The holiday season is starting to get under way, meaning many people will be travelling around France and Spain and Europe in their caravans and motorhomes.
Many of them will take a small satellite dish with them, like a 60cm or 80cm dish, and spend a fair number of hours with their beeper unit and adjusting the satellite and trying to find the UK TV satellites, Astra 2a, Astra 2b, Astra 2d, and Eurobird 1.
Well the further south you go in Europe reception of some channels will get harder and require a bigger dish, but many people just want a bit of news, just to keep them in touch with the world.
As many campsites have WiFI available, then using a satellite location tool like Dishpointer will certainly help in locating the correct satellites quickly.
Not only is there this version but you can also get a version for your phone – an iPhone App or Android version.
This tool has been very useful, and is well known by many caravanners and motorhomers, but can also be used for the DIY enthusiast also who wants to install his own satellite dish.
“I put my post code in and the result was almost instant.” – motorhomefun.co.uk
There are some channels on UK satellite TV whose reception can be affected by outside interference.
Some of the UK TV channels on the UK TV satellites operate on frequencies that are used by other electronic devices.
This can result in the loss of pixilation of these channels.
These channels include True Movies and Chart Show TV. In fact these channels actually run “infomercials” about these problems.
It is usually caused by a “wireless” DECT phone, you know the ones with a base unit and a “walkabout” phone.

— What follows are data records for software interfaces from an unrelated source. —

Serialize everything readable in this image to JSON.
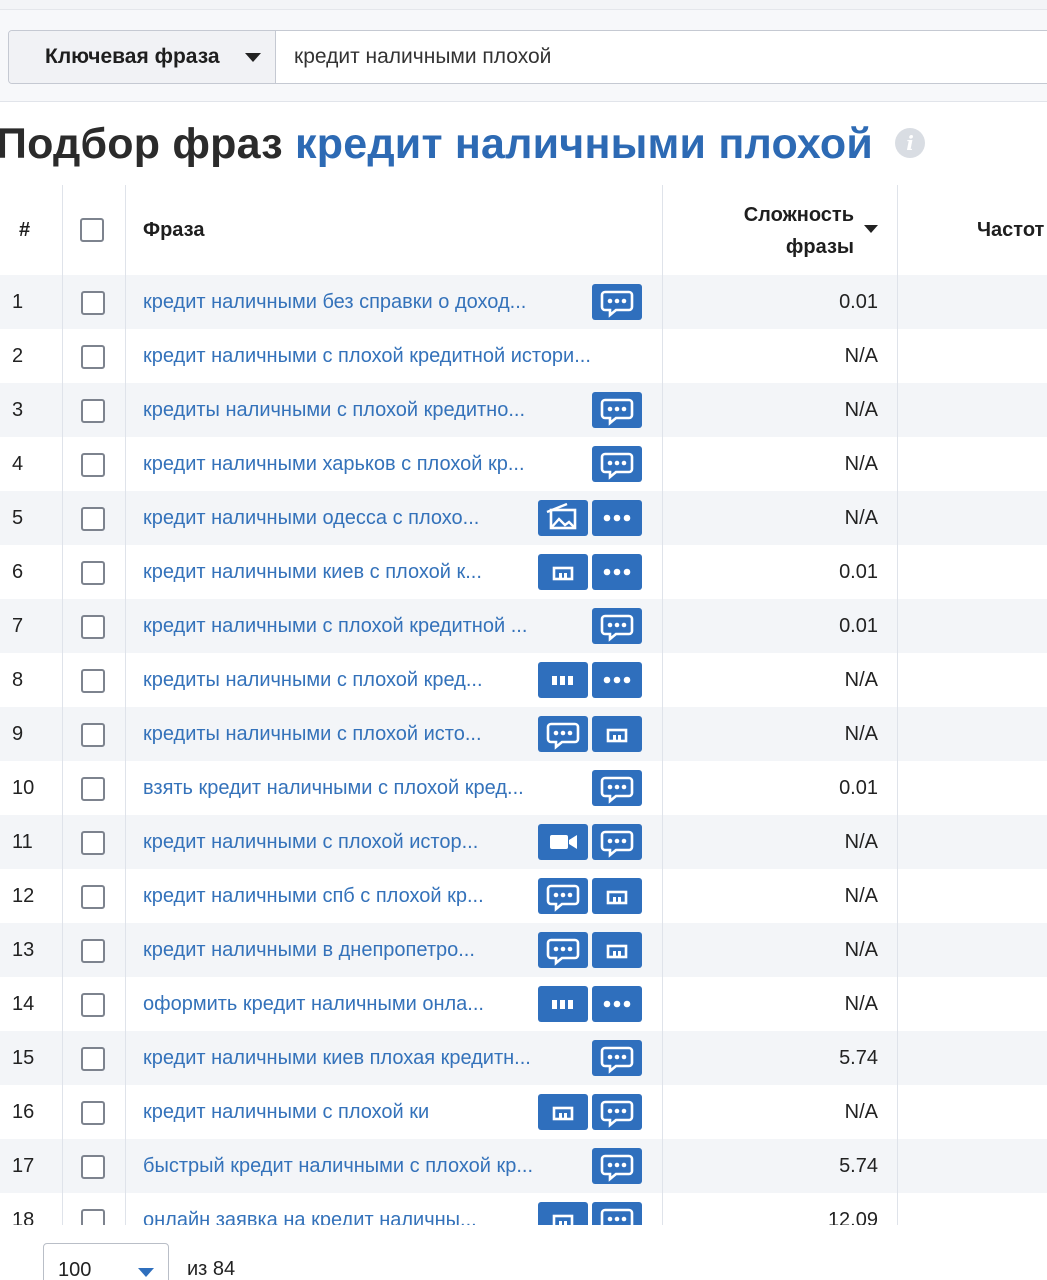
{
  "search": {
    "type_label": "Ключевая фраза",
    "query": "кредит наличными плохой"
  },
  "title": {
    "prefix": "Подбор фраз",
    "keyword": "кредит наличными плохой"
  },
  "columns": {
    "num": "#",
    "phrase": "Фраза",
    "difficulty_line1": "Сложность",
    "difficulty_line2": "фразы",
    "frequency": "Частот"
  },
  "colors": {
    "accent": "#2f6fbd",
    "link": "#3472ba"
  },
  "rows": [
    {
      "num": "1",
      "phrase": "кредит наличными без справки о доход...",
      "difficulty": "0.01",
      "features": [
        "chat-icon"
      ]
    },
    {
      "num": "2",
      "phrase": "кредит наличными с плохой кредитной истори...",
      "difficulty": "N/A",
      "features": []
    },
    {
      "num": "3",
      "phrase": "кредиты наличными с плохой кредитно...",
      "difficulty": "N/A",
      "features": [
        "chat-icon"
      ]
    },
    {
      "num": "4",
      "phrase": "кредит наличными харьков с плохой кр...",
      "difficulty": "N/A",
      "features": [
        "chat-icon"
      ]
    },
    {
      "num": "5",
      "phrase": "кредит наличными одесса с плохо...",
      "difficulty": "N/A",
      "features": [
        "image-icon",
        "more-icon"
      ]
    },
    {
      "num": "6",
      "phrase": "кредит наличными киев с плохой к...",
      "difficulty": "0.01",
      "features": [
        "shop-icon",
        "more-icon"
      ]
    },
    {
      "num": "7",
      "phrase": "кредит наличными с плохой кредитной ...",
      "difficulty": "0.01",
      "features": [
        "chat-icon"
      ]
    },
    {
      "num": "8",
      "phrase": "кредиты наличными с плохой кред...",
      "difficulty": "N/A",
      "features": [
        "sitelinks-icon",
        "more-icon"
      ]
    },
    {
      "num": "9",
      "phrase": "кредиты наличными с плохой исто...",
      "difficulty": "N/A",
      "features": [
        "chat-icon",
        "shop-icon"
      ]
    },
    {
      "num": "10",
      "phrase": "взять кредит наличными с плохой кред...",
      "difficulty": "0.01",
      "features": [
        "chat-icon"
      ]
    },
    {
      "num": "11",
      "phrase": "кредит наличными с плохой истор...",
      "difficulty": "N/A",
      "features": [
        "video-icon",
        "chat-icon"
      ]
    },
    {
      "num": "12",
      "phrase": "кредит наличными спб с плохой кр...",
      "difficulty": "N/A",
      "features": [
        "chat-icon",
        "shop-icon"
      ]
    },
    {
      "num": "13",
      "phrase": "кредит наличными в днепропетро...",
      "difficulty": "N/A",
      "features": [
        "chat-icon",
        "shop-icon"
      ]
    },
    {
      "num": "14",
      "phrase": "оформить кредит наличными онла...",
      "difficulty": "N/A",
      "features": [
        "sitelinks-icon",
        "more-icon"
      ]
    },
    {
      "num": "15",
      "phrase": "кредит наличными киев плохая кредитн...",
      "difficulty": "5.74",
      "features": [
        "chat-icon"
      ]
    },
    {
      "num": "16",
      "phrase": "кредит наличными с плохой ки",
      "difficulty": "N/A",
      "features": [
        "shop-icon",
        "chat-icon"
      ]
    },
    {
      "num": "17",
      "phrase": "быстрый кредит наличными с плохой кр...",
      "difficulty": "5.74",
      "features": [
        "chat-icon"
      ]
    },
    {
      "num": "18",
      "phrase": "онлайн заявка на кредит наличны...",
      "difficulty": "12.09",
      "features": [
        "shop-icon",
        "chat-icon"
      ]
    }
  ],
  "pagination": {
    "per_page": "100",
    "total_label": "из 84"
  }
}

Well it is the frequency that the base unit uses to talk to the handset that causes interference.
The solution is simple. Move the base unit further away from the satellite receiver and cabling.
I have also noticed this happening on some wireless internet routers also.
Universal Satellites Automatic Location System (USALS), and also known (unofficially) as DiSEqC 1.3, Go X, can be used with motorised satellite dishes. Using the longitude and latitude of the satellite dish, USALS can calculate the position of the various satellites, and move the dish to the desired satellite.
As long as the dish is installed correctly, and the users longitude and latitudes are input into the receiver, then the receiver does all the work and makes moving the satellite dish / motor to the desired satellite simple.
When installing a satellite dish, normally it is a static satellite dish and you just have to align the satellite dish to the correct satellite, probably using a “meter” or a tools like “Dishpointer”
However, when installing a satellite dish on a motor it is sometimes best to do things a bit differently. (more…)
Whenever you are installing a satellite dish it is essential that your support it installed not only on a good strong wall or bracket, but that the support post is also vertical.
This is especially important if you are want to have a motorised dish system.
For motorised dish systems, a 100% vertical pole is essential so the movement of the dish by the motor is accurate when tracking the satellites. If the support is not vertical then not only does it make it harder to align the dish in the first place, but when the dish moves you will not get the full range of satellites from the dish due to the movement of the dish not being in sync with the “satellite arc” or “Clarkes belt” where the main TV satellites are located.
And also be aware of any obstacles in the area that may affect the signal reaching the dish, or that the dish can hit when it is in motion. I have been to one installation where the dish was installed but when moving the dish, the edge of the dish scraped against a wall!